Besides, in order to ensure supply of safe drinking water in the slums, Bhubaneswar Municipal Corporation has facilitated setting of water ATMs under an agreement with Piramal Sarvajal for a period of five years. However, with only 40 such automated water vending machines installed in equal number of slums where uptake possibility is high, rest of Bhubaneswar’s 437 authorised slums are still deprived of this facility.
Provisions of Odisha’s state urban water supply policy 2013, which envisions to provide universal access to potable piped water supply on 24/7 basis at an affordable price are yet to be fulfilled
Situation in other cities

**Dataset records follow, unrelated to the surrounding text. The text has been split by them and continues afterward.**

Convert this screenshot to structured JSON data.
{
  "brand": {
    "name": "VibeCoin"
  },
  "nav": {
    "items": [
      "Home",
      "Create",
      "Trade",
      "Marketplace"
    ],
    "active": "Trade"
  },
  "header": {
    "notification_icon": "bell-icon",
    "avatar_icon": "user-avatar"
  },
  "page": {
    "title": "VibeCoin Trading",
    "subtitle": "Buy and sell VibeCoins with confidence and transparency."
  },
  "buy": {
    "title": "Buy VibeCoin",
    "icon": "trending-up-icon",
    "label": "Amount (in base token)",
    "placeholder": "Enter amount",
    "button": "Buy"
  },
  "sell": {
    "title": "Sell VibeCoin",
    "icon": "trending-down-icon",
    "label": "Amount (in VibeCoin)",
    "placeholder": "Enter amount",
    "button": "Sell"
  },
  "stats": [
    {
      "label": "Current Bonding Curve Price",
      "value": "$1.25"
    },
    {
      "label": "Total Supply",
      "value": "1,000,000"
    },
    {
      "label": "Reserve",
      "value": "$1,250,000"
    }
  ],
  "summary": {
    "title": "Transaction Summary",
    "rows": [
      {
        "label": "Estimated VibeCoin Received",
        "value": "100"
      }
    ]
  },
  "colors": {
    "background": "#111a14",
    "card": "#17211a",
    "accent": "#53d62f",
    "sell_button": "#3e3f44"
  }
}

Water situation in other major urban dwellings is equally disturbing. As rivers and water bodies are under tremendous threat because of human activities as well as global warming induced climate change, dwellers of almost every small and big town of Odisha are facing water scarcity. Water supply system in Brahmapur is in a state of disarray. During summer, people have to live 2-3 days without any supply of water. The long awaited Janibili water project meant to address the water issues of Brahmapur is yet to deliver the benefits even though it is inaugurated before completion, said Aniruddha, a city based hotelier highlighting that “when there is no water for days together, we don’t have any choice but to use and consume any quality of water we get.”
With a number of hotels, guesthouses, dharmshalas to accommodate thousands of visitors every day and lakhs during important religious occasions, Puri, the city of religious pilgrimage for being the place of Sri Jagannath temple, has to toil under acute water scarcity during summer and other seasons as well. Depending on two major sweet-water aquifers for potable water, Puri may exhaust all the water stored for human consumption in a decade, apprehends Priya Ranjan Das, a journalist who has worked on city’s water situation.
In general, provisions of Odisha’s state urban water supply policy 2013, which envisions to provide universal access to potable piped water supply on 24/7 basis at an affordable price and in an equitable, sustainable and eco-friendly manner with verifiable service level benchmark for citizens in urban areas of the state, are yet to be fulfilled in almost all the urban dwellings of the state.
Despite the fact that water scarcity during the summer has been a regular affair across the state, measures to deal with the issue have always been of short term vision, says Tapan Padhi underlining that the priority should be on restoring and rejuvenating the sources wherefrom the city draws the water. “Unless the rivers are in good health and ground water sources are recharged properly, the issue is going to gather more energy and people are going to face terrible water scarcity in the coming days.” Proper management of water extraction and distribution as well as educating people on fair and judicious use of the resource are equally important if we want stay safe in terms of water security across urban Odisha, Padhi insists.